## [Assignment]
Your answer should be an exact copy of all the entries, free of pictures.

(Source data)
++++++++

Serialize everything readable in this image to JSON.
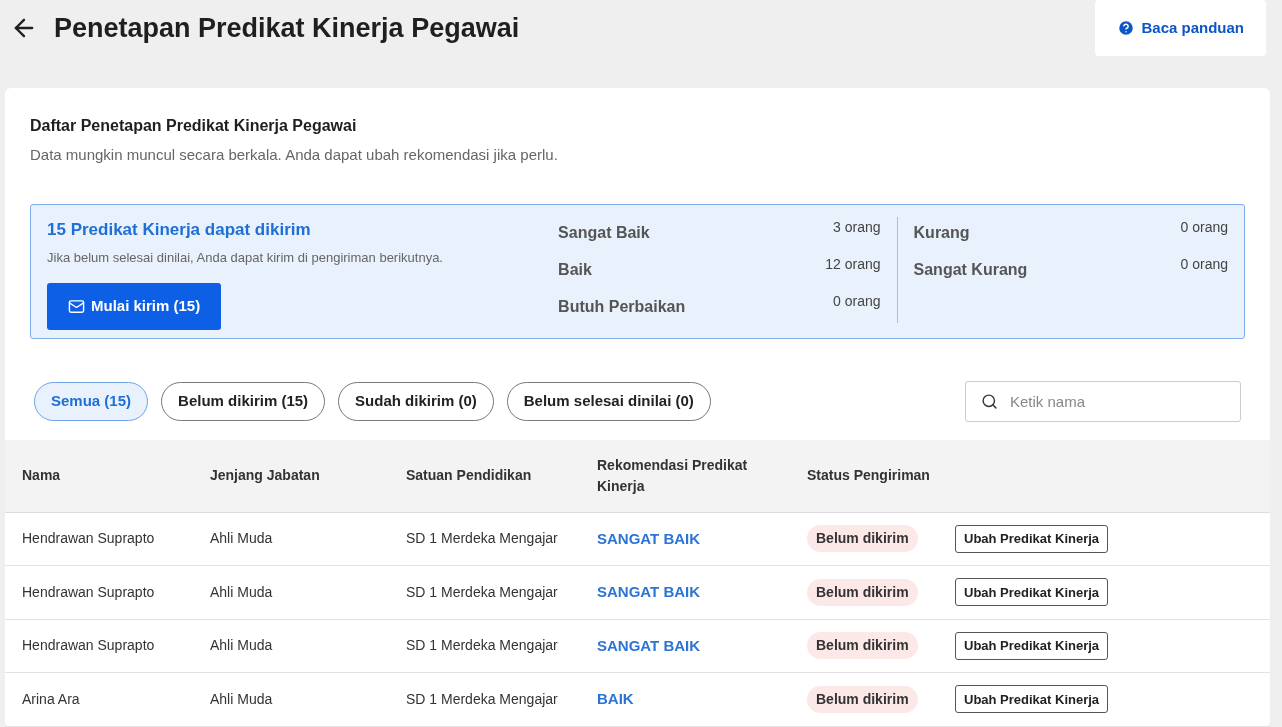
{
  "header": {
    "title": "Penetapan Predikat Kinerja Pegawai",
    "guide_button": "Baca panduan"
  },
  "card": {
    "title": "Daftar Penetapan Predikat Kinerja Pegawai",
    "subtitle": "Data mungkin muncul secara berkala. Anda dapat ubah rekomendasi jika perlu."
  },
  "summary": {
    "title": "15 Predikat Kinerja dapat dikirim",
    "note": "Jika belum selesai dinilai, Anda dapat kirim di pengiriman berikutnya.",
    "send_button": "Mulai kirim (15)",
    "groups": [
      [
        {
          "label": "Sangat Baik",
          "count": "3 orang"
        },
        {
          "label": "Baik",
          "count": "12 orang"
        },
        {
          "label": "Butuh Perbaikan",
          "count": "0 orang"
        }
      ],
      [
        {
          "label": "Kurang",
          "count": "0 orang"
        },
        {
          "label": "Sangat Kurang",
          "count": "0 orang"
        }
      ]
    ]
  },
  "filters": [
    {
      "label": "Semua (15)",
      "selected": true
    },
    {
      "label": "Belum dikirim (15)",
      "selected": false
    },
    {
      "label": "Sudah dikirim (0)",
      "selected": false
    },
    {
      "label": "Belum selesai dinilai (0)",
      "selected": false
    }
  ],
  "search": {
    "placeholder": "Ketik nama"
  },
  "table": {
    "columns": [
      "Nama",
      "Jenjang Jabatan",
      "Satuan Pendidikan",
      "Rekomendasi Predikat Kinerja",
      "Status Pengiriman"
    ],
    "rows": [
      {
        "name": "Hendrawan Suprapto",
        "level": "Ahli Muda",
        "unit": "SD 1 Merdeka Mengajar",
        "recommendation": "SANGAT BAIK",
        "status": "Belum dikirim",
        "action": "Ubah Predikat Kinerja"
      },
      {
        "name": "Hendrawan Suprapto",
        "level": "Ahli Muda",
        "unit": "SD 1 Merdeka Mengajar",
        "recommendation": "SANGAT BAIK",
        "status": "Belum dikirim",
        "action": "Ubah Predikat Kinerja"
      },
      {
        "name": "Hendrawan Suprapto",
        "level": "Ahli Muda",
        "unit": "SD 1 Merdeka Mengajar",
        "recommendation": "SANGAT BAIK",
        "status": "Belum dikirim",
        "action": "Ubah Predikat Kinerja"
      },
      {
        "name": "Arina Ara",
        "level": "Ahli Muda",
        "unit": "SD 1 Merdeka Mengajar",
        "recommendation": "BAIK",
        "status": "Belum dikirim",
        "action": "Ubah Predikat Kinerja"
      }
    ]
  }
}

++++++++

## [Task output]
Serialize everything readable in this image to JSON.
{
  "header": {
    "title": "Penetapan Predikat Kinerja Pegawai",
    "guide_button": "Baca panduan"
  },
  "card": {
    "title": "Daftar Penetapan Predikat Kinerja Pegawai",
    "subtitle": "Data mungkin muncul secara berkala. Anda dapat ubah rekomendasi jika perlu."
  },
  "summary": {
    "title": "15 Predikat Kinerja dapat dikirim",
    "note": "Jika belum selesai dinilai, Anda dapat kirim di pengiriman berikutnya.",
    "send_button": "Mulai kirim (15)",
    "groups": [
      [
        {
          "label": "Sangat Baik",
          "count": "3 orang"
        },
        {
          "label": "Baik",
          "count": "12 orang"
        },
        {
          "label": "Butuh Perbaikan",
          "count": "0 orang"
        }
      ],
      [
        {
          "label": "Kurang",
          "count": "0 orang"
        },
        {
          "label": "Sangat Kurang",
          "count": "0 orang"
        }
      ]
    ]
  },
  "filters": [
    {
      "label": "Semua (15)",
      "selected": true
    },
    {
      "label": "Belum dikirim (15)",
      "selected": false
    },
    {
      "label": "Sudah dikirim (0)",
      "selected": false
    },
    {
      "label": "Belum selesai dinilai (0)",
      "selected": false
    }
  ],
  "search": {
    "placeholder": "Ketik nama"
  },
  "table": {
    "columns": [
      "Nama",
      "Jenjang Jabatan",
      "Satuan Pendidikan",
      "Rekomendasi Predikat Kinerja",
      "Status Pengiriman"
    ],
    "rows": [
      {
        "name": "Hendrawan Suprapto",
        "level": "Ahli Muda",
        "unit": "SD 1 Merdeka Mengajar",
        "recommendation": "SANGAT BAIK",
        "status": "Belum dikirim",
        "action": "Ubah Predikat Kinerja"
      },
      {
        "name": "Hendrawan Suprapto",
        "level": "Ahli Muda",
        "unit": "SD 1 Merdeka Mengajar",
        "recommendation": "SANGAT BAIK",
        "status": "Belum dikirim",
        "action": "Ubah Predikat Kinerja"
      },
      {
        "name": "Hendrawan Suprapto",
        "level": "Ahli Muda",
        "unit": "SD 1 Merdeka Mengajar",
        "recommendation": "SANGAT BAIK",
        "status": "Belum dikirim",
        "action": "Ubah Predikat Kinerja"
      },
      {
        "name": "Arina Ara",
        "level": "Ahli Muda",
        "unit": "SD 1 Merdeka Mengajar",
        "recommendation": "BAIK",
        "status": "Belum dikirim",
        "action": "Ubah Predikat Kinerja"
      }
    ]
  }
}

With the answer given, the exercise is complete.